- Consider the old printed white pages and yellow pages. This used to be the standard tool, but has declined with fewer persons having “land lines” for phone service and even fewer publishing their numbers. Still, they can be valuable especially for business information. Most libraries will have this resource, and a public library or historical society is likely to have printed phone directories from past years.
- The post office likely has forwarding address information for a person that has moved. It is not generally publicly available, but you can opt to fill out a 5-2 Requests for Employee or Customer Information, and provide the requested information pursuant to legal process service.
- County property records can also be a resource, especially if you are looking for a landlord or other property owner. For Ramsey County, look up address and then see taxpayer reports for the identified taxpayer for the year in question. (You don’t necessarily need to be a subscriber.) This will normally give the taxpayer’s address as well. You can also find the official name of the owning business this way, and then look that up through the Secretary of State to find a person and contact information behind that business.
- Does the person in question have a business (or used to)? Use the Minnesota Secretary of State’s office business filings lookup and get their Registered Office Address.
- If the person in question has been in court on a traffic citation, their address may be part of that file which can be found in court records (MNCIS). Similarly, they may have been served as part of another court action and their address is given on a service list. You will still have to go to the courthouse to access the actual records, but there you can check pleadings like the complaint for addresses.
- Might they be in prison? Try the Department of Corrections offender locater search. Even if you have no plans to sue someone in prison, you may still need them as a witness. If so, speak to a court administrator about getting a subpoena.

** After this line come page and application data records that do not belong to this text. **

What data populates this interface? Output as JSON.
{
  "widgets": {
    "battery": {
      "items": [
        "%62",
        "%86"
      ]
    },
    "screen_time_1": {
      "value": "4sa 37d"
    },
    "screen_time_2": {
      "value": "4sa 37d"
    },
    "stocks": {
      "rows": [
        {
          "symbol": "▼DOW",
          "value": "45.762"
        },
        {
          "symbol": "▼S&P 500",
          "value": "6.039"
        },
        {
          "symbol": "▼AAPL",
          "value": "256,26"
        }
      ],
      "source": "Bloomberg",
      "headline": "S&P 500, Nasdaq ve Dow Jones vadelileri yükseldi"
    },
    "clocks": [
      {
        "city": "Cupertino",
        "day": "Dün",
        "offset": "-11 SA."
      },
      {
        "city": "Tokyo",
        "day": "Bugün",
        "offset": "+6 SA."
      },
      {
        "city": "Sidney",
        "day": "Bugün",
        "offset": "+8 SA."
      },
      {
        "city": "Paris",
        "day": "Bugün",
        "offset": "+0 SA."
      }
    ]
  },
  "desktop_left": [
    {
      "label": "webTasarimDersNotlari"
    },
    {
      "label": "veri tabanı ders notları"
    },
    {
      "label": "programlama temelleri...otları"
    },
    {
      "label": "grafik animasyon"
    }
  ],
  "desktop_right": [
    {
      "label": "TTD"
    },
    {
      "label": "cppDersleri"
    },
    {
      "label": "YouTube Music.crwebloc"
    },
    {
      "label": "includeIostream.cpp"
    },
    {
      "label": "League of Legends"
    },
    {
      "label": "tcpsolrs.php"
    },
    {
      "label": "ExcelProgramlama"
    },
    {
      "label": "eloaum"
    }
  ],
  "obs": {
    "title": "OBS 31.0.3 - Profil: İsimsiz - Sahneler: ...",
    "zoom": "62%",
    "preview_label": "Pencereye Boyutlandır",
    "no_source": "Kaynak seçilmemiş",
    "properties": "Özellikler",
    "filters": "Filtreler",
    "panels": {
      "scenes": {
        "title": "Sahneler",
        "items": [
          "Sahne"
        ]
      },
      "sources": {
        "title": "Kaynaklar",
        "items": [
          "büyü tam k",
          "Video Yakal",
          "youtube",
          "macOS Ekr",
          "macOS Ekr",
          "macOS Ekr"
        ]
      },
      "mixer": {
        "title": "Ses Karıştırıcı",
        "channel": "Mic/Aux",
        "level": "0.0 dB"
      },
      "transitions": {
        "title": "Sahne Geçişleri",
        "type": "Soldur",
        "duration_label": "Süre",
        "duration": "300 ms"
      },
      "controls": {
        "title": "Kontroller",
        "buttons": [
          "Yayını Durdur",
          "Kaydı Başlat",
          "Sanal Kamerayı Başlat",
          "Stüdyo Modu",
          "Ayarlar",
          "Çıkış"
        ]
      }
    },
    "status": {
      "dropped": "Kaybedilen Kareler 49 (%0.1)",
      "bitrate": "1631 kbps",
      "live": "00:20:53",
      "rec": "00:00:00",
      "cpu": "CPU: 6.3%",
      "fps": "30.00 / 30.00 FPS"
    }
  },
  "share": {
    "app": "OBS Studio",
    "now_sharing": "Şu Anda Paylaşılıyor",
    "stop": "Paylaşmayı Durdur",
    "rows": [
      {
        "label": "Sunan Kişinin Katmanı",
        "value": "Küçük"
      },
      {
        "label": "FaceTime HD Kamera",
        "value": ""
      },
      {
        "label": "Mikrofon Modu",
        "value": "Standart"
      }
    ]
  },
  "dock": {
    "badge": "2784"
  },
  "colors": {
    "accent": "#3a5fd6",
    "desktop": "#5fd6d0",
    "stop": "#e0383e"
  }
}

These are just some of the possible tools that might help you locate your person in question. Also read the Courts’ webpage for information on this task. Do you know of other any handy resources for locating people? Feel free to share them here!